Cisneros said the “real-world” impact is that delivery operators must now spend more time, money and resources checking the legality of their deliveries in every city where they operate to avoid potential legal fights with police and city managers.
“It just adds another layer of insane compliance for our retailers to adhere to, because now, if you’re going to deliver in California, you better know what the specific local law is in every single city,” she added.
As of November, only 187 of California’s 540 cities and counties allowed for any type of licensed marijuana retail operation.
An additional 42, however, allowed for deliveries to be conducted into their jurisdictions by businesses headquartered outside their boundaries, according to data from Denver-based cannabis-regulation tracking firm CannaRegs.
Tough to enforce
It will be worth watching how this plays out, since delivery bans are “almost impossible to enforce,” Khoja noted.
Under state regulations, licensed MJ delivery vehicles are prohibited from displaying any exterior advertisement or cannabis-related material, essentially making them look like an average driver, indistinguishable from non-delivery operators.
The cannabis being transported also must be stored out of sight.
“I have no idea” how cities could enforce bans, Cisneros said. “If you ask police, they’ll tell you, it’s close to impossible (to enforce).”
“All of those things for driver safety that are built into the statewide regulations makes it extremely difficult for law enforcement to identify those vehicles,” she said.
But, Khoja noted, there could be local law enforcement agencies that decide to set up sting operations to catch out-of-town delivery employees breaking local laws by making deliveries.
And the penalties for delivery companies that ignore bans and perhaps get caught will likely vary from city to city, Khoja said, depending on what the local governing ordinance states.
“Ultimately, it depends on the ordinance,” he said. “Some ordinances may say you’re going to get a ticket.

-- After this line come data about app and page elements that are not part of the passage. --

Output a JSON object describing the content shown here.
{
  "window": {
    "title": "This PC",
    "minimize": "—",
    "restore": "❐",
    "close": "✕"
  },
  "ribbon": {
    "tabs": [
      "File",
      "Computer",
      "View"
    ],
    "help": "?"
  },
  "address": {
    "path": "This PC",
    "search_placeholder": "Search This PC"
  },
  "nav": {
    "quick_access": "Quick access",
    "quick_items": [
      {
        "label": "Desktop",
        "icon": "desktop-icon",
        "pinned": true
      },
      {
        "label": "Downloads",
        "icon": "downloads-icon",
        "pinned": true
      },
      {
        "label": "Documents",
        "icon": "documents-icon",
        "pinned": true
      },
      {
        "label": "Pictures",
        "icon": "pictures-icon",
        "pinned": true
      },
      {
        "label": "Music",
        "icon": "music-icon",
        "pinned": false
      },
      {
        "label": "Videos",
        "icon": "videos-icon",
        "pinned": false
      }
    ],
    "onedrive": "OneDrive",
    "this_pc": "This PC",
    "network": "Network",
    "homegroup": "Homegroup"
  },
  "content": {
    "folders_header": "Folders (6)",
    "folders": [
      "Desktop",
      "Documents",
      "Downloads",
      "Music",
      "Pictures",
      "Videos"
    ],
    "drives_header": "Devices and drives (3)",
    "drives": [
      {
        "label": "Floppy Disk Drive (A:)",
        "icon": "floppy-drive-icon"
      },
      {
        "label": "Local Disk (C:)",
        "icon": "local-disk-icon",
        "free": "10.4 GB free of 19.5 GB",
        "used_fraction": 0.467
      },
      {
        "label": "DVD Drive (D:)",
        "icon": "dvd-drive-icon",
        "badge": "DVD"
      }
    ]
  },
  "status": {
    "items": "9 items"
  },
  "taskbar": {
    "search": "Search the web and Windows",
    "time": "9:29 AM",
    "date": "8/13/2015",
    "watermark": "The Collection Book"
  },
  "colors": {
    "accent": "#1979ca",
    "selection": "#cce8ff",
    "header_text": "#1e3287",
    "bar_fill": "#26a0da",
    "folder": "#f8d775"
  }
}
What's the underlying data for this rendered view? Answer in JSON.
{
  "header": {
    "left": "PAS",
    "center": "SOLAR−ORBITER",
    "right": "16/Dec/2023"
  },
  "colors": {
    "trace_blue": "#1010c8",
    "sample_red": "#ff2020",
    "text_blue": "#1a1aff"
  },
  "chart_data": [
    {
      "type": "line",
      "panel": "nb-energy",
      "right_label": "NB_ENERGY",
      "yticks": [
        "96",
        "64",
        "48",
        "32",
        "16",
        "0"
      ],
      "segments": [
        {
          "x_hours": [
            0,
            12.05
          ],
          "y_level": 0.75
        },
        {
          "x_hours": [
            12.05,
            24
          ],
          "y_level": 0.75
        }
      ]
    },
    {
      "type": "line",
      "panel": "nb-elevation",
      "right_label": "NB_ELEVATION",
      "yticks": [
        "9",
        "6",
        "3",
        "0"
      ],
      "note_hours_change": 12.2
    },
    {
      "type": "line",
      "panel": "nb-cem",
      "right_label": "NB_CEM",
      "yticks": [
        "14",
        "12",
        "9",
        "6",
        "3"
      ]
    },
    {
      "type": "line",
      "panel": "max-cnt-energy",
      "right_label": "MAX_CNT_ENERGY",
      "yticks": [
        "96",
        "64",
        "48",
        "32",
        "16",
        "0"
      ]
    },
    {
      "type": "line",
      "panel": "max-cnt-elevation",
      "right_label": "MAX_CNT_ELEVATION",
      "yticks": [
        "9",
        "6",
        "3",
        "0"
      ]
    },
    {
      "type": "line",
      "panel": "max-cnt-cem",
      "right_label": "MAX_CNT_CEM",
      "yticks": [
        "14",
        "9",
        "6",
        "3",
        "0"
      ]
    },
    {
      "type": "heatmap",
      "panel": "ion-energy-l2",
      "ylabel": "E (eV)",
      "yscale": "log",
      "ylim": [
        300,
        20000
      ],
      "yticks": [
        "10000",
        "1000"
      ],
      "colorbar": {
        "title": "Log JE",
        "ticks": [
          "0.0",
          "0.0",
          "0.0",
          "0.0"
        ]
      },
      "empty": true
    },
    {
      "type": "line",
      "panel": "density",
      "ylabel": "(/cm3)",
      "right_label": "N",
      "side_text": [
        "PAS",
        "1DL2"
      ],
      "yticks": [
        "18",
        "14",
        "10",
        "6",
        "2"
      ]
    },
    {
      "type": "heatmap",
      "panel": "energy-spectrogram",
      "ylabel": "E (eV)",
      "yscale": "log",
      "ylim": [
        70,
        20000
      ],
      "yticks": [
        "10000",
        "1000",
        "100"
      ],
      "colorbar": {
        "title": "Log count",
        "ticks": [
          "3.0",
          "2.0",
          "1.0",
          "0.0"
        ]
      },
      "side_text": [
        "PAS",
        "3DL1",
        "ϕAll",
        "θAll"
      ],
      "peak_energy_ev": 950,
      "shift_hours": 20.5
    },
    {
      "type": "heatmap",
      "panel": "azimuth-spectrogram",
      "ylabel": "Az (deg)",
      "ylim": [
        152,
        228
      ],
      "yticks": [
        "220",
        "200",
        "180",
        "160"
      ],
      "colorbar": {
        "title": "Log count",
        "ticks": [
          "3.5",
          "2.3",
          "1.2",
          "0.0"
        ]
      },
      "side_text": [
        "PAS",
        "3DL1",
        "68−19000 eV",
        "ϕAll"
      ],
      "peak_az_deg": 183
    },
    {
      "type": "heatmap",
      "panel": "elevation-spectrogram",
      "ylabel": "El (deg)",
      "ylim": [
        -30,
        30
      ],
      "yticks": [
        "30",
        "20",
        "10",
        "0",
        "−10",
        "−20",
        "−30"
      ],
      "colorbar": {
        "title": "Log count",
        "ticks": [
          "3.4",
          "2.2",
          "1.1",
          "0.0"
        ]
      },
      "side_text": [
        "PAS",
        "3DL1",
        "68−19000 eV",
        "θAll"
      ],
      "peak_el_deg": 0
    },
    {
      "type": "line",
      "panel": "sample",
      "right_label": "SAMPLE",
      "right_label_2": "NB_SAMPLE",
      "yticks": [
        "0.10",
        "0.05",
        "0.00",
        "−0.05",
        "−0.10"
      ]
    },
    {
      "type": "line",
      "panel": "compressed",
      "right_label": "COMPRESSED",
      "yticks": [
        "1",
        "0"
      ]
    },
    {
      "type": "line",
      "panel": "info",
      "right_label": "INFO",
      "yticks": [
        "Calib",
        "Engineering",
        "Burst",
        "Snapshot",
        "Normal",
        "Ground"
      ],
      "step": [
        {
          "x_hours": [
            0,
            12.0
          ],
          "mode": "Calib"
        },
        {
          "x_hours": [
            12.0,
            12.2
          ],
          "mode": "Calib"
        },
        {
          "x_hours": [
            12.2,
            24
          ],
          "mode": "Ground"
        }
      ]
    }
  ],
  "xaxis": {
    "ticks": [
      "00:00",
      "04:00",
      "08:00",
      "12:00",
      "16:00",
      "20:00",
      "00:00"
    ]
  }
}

Some ordinances may say it’s a criminal offense. Some ordinances may say we’re going to impose civil penalties.
“Probably most ordinances say we can do all of the above. It’s really going to be at the discretion of the city.”
The only option to resolve the situation now, Cisneros and Khoja agreed: Get the California Legislature to approve a bill that would state clearly that marijuana deliveries can be made anywhere in the state regardless of local bans.
But to do so would be a nearly impossible political lift, Khoja said.
Rather, he believes a better option would be for a well-capitalized delivery business to pick a fight with a city that has a ban and then go to court to try to argue the ban is either unconstitutional or violates state law.
“But who’s going to do it?” Khoja asked, noting that one such case – East of Eden v. Santa Cruz County – wound up being dismissed because the plaintiffs in the case couldn’t afford to keep up the litigation.
“We need to see operators willing to step up and take that risk, and it’s going to be something that someone with deeper pockets does for the industry,” Khoja said.
In the meantime
Licensed delivery operators must now decide whether to risk confronting local authorities over the bans or just continue doing business as normal – with as much discretion as possible.
Pitts believes it will mostly be the latter.
“In the immediate sense, delivery companies aren’t going to be changing how they operate,” Pitts predicted. “There aren’t that many licensed delivery companies – around 300 in the state – and I can tell you, every single one of them is delivering outside their current jurisdiction. You can’t survive on just one city.
“So it’s really going to come out to: How do these cities that have bans decide to enforce them?”
John Schroyer can be reached at firstname.lastname@example.org